Recent achievements by AFRRI researchers include:
Demonstration that radiation induces signals in cells that line blood vessels. These radiation-induced signals inhibit the survival of infection-fighting white blood cells.
Development of a panel of blood biomarkers to assess severity of radiation injury and predict outcome. Rapid, easy assessments of radiation injury are required to guide medical treatment, especially in a mass casualty scenario. Successful biomarkers have been identified in a variety of species. Mathematical algorithms were developed that utilize multiple parameters to predict clinical outcome after radiation exposure. AFRRI is working with a private company to produce a portable instrument that can rapidly assess these biomarkers outside the hospital environment.
Expansion of knowledge of Vitamin E-related molecules (tocols) as radiation countermeasures. It was demonstrated that tocols can be used to mobilize blood-forming cells from bone marrow, and that these cells can be used to enhance survival after radiation exposure.
Identification of countermeasures that enhance survival in animals experiencing combined radiation injury and other injuries such as wound and burn (“combined injury”). This work is especially challenging because most countermeasures effective against radiation alone have been ineffective against combined injury. AFRRI demonstrated success for combined injury treatment with the following agents: ciprofloxacin (acting via mechanisms other than its wellknown antimicrobial action), ghrelin (a gastrointestinal hormone) and tocolmobilized blood cell progenitors.
A collaborative project, funded by the Defense Threat Reduction Agency, will test the radioprotective efficacy of a synthetic Mn-antioxidant peptide in mice.

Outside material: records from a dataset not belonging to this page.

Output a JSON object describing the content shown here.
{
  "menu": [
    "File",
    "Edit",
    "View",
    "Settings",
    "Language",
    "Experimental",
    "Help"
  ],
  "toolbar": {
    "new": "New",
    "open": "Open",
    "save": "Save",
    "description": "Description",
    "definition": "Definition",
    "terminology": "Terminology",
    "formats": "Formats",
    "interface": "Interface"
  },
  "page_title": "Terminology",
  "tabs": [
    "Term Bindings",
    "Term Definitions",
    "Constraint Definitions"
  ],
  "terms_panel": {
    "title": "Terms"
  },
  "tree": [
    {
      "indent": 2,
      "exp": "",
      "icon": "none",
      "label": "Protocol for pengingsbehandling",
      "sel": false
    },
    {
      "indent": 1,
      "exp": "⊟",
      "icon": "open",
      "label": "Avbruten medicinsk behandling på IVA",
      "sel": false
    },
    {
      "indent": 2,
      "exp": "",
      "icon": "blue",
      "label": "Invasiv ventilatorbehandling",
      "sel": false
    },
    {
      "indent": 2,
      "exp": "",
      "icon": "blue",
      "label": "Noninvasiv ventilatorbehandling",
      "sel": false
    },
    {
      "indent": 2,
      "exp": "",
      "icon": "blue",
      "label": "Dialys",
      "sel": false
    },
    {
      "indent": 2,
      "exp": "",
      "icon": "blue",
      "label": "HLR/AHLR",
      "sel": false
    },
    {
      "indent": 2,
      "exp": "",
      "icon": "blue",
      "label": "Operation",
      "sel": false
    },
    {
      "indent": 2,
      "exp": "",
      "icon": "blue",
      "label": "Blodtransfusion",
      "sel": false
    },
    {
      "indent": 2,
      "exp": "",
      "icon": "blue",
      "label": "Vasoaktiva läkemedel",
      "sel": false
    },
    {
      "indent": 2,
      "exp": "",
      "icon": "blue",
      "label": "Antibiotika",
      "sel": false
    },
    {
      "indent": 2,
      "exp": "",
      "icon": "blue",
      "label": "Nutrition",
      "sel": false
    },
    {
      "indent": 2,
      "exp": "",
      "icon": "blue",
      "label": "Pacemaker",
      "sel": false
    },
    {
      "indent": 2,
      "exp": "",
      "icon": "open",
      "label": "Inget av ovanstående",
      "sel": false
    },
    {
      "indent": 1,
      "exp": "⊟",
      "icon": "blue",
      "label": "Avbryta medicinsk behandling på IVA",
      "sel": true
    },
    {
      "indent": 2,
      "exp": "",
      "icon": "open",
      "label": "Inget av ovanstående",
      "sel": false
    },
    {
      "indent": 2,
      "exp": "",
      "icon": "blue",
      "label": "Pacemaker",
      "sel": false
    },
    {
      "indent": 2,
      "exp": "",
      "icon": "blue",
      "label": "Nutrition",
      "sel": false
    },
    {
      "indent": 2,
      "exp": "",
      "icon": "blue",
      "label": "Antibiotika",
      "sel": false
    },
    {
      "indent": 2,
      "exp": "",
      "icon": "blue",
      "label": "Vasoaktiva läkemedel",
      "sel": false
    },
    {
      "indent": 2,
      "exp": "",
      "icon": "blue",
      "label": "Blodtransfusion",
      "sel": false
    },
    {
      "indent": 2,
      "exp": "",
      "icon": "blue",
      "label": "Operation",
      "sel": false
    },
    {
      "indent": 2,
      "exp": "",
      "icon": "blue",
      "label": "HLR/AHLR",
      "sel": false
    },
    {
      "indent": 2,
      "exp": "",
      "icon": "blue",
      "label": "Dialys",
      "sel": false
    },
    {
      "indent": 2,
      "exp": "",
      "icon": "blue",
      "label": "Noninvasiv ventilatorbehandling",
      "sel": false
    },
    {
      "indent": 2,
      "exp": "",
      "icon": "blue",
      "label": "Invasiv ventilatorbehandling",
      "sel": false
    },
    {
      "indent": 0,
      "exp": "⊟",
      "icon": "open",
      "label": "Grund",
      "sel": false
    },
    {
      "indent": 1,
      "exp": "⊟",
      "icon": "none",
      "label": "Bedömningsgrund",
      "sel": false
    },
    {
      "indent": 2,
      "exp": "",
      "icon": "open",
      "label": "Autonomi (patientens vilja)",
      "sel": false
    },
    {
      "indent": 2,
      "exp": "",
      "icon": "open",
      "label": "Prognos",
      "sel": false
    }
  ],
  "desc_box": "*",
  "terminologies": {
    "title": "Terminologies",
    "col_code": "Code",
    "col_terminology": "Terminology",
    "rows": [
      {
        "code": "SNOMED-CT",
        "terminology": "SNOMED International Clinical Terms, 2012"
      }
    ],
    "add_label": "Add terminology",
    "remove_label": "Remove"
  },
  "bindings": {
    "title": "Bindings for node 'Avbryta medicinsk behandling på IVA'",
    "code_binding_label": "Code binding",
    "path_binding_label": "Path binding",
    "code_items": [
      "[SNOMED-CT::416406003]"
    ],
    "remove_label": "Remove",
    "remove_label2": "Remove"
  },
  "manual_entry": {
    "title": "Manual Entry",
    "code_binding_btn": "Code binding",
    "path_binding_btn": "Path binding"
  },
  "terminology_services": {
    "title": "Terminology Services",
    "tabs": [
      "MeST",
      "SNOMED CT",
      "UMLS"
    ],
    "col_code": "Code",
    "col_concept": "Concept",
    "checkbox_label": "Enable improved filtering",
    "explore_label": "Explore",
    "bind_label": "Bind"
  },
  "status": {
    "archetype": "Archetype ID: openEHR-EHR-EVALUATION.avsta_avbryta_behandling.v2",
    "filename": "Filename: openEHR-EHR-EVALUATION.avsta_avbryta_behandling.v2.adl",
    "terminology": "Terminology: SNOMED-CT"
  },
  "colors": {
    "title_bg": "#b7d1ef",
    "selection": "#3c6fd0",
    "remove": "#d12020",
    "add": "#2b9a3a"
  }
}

The research involves Dr. Radha Maheshwari and Dr. Michael Daly, both of USU’s Department of Pathology, and Dr. Juliann Kiang of AFRRI. The project is based on new insights implicating the proteome as the critical target in irradiated cells. Providing a remarkable example of USU’s scientific dedication, Daly’s group, which developed the peptide, has been studying the molecular basis of extreme radiation resistance in the bacterium Deinococcus radiodurans since 1992.
The institute is also engaged in education efforts, providing medical training and emergency response capabilities to manage incidents related to radiation exposure.